Return the lines below that contain the word "Лилия".

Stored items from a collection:
--------------------------------------------------

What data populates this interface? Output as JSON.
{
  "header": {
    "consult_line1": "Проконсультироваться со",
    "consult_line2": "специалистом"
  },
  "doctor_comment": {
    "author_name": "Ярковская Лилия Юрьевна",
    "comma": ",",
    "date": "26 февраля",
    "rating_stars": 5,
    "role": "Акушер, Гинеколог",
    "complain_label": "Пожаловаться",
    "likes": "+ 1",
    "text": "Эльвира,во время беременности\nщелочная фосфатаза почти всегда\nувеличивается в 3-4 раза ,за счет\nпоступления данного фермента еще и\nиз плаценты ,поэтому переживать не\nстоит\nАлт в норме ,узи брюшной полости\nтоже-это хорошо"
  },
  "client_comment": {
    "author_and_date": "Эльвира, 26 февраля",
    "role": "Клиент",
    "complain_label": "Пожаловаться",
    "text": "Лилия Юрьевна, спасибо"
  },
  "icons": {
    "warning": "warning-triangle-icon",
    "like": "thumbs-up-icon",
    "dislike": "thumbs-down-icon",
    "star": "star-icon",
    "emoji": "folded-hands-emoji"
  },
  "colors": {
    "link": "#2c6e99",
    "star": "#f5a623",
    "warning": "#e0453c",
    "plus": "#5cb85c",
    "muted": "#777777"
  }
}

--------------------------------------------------

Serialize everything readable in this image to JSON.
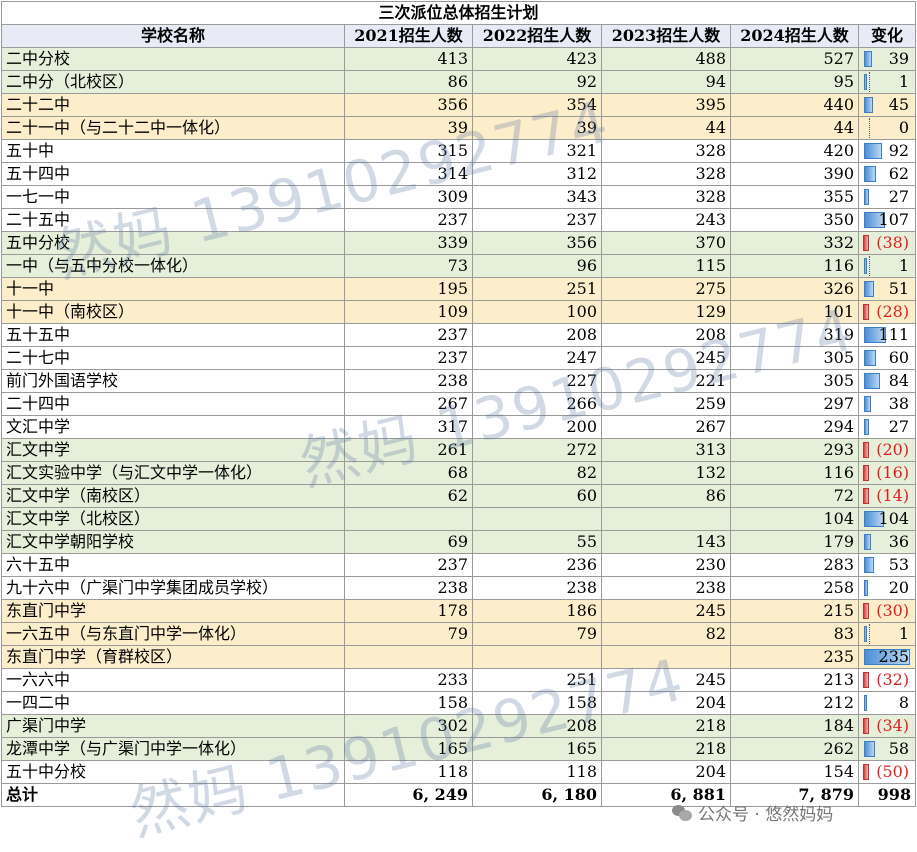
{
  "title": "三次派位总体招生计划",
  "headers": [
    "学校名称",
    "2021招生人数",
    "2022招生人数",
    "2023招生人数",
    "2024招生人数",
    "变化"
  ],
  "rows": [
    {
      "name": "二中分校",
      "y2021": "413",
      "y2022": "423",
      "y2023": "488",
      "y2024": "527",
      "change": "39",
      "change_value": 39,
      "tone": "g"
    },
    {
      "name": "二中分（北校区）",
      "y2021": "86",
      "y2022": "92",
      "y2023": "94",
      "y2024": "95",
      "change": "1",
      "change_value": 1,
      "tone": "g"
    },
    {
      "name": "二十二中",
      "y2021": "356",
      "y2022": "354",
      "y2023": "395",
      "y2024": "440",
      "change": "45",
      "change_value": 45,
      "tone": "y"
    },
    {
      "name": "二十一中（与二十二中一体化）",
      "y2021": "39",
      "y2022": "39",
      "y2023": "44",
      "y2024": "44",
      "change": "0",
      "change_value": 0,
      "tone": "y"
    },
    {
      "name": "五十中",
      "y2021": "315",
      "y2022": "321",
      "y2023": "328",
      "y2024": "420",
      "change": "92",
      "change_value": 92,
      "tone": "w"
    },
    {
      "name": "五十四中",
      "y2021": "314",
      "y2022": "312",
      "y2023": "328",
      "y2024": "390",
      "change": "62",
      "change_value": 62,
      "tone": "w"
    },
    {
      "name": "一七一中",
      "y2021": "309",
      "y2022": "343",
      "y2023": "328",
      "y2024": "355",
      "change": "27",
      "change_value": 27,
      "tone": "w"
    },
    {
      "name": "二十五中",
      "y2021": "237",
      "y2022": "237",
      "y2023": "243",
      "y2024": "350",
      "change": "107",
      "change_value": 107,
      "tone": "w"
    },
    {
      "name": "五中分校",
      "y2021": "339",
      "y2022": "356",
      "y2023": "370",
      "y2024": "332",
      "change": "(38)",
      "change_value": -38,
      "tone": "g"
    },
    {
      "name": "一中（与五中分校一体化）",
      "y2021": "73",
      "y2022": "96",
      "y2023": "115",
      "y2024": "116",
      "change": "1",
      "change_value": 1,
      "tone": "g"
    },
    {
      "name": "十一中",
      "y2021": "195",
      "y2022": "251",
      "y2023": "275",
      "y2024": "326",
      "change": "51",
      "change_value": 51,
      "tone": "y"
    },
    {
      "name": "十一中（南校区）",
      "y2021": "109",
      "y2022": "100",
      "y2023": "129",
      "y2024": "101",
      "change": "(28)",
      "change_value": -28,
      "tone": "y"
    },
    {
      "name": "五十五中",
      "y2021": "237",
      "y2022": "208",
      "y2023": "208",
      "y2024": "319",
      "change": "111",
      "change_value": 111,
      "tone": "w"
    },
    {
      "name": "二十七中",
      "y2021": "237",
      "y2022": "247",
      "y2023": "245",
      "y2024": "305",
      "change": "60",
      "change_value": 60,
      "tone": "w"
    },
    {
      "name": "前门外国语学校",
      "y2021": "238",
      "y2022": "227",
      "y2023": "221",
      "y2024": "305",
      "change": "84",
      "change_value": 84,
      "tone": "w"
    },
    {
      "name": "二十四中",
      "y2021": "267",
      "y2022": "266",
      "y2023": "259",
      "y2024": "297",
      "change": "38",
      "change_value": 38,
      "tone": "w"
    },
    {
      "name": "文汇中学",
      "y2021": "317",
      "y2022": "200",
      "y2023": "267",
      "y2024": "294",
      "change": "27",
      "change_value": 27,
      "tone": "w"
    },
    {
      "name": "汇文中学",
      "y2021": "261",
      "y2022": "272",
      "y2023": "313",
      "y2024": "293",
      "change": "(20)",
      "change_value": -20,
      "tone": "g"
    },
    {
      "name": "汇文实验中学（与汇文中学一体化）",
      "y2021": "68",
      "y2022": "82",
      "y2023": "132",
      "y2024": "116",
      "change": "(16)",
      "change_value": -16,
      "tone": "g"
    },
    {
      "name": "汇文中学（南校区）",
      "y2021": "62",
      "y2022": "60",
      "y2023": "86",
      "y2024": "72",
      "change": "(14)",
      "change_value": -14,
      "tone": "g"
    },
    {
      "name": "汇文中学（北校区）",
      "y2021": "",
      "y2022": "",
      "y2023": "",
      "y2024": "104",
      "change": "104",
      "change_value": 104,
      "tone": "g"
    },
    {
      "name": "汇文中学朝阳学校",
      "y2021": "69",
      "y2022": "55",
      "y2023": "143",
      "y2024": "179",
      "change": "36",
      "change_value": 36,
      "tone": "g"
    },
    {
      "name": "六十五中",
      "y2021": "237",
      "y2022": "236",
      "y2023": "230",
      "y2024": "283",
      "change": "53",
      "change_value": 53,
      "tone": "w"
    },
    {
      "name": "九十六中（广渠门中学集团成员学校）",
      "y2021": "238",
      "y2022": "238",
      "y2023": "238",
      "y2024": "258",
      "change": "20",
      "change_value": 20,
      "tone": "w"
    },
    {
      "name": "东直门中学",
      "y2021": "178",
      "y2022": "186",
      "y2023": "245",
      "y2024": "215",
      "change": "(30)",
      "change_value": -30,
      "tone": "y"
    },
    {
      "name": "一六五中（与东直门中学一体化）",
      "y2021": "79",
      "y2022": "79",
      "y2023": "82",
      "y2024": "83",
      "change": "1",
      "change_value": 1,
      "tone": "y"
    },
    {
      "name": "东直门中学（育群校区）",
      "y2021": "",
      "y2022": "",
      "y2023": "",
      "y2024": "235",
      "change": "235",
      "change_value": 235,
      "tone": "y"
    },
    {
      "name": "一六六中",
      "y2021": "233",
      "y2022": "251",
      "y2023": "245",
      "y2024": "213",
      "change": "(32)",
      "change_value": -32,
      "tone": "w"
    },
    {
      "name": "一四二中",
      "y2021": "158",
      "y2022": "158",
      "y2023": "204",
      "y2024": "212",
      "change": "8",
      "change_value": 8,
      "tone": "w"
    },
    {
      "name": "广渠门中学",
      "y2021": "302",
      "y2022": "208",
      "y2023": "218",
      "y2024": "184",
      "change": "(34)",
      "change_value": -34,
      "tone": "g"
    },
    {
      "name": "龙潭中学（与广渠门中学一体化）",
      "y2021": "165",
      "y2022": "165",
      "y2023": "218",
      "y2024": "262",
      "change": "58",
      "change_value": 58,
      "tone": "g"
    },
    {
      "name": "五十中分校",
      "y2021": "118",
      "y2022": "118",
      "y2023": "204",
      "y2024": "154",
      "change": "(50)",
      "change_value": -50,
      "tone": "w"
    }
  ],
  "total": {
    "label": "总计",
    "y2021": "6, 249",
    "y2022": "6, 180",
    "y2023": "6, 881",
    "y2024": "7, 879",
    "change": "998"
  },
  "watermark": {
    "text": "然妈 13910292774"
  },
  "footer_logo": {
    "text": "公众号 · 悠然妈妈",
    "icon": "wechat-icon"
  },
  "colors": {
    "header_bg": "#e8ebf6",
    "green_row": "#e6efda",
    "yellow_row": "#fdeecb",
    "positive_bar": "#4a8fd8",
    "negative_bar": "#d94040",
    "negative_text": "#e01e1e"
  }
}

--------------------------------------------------

*Solution to this exercise*:
    "author_name": "Ярковская Лилия Юрьевна",
    "text": "Лилия Юрьевна, спасибо"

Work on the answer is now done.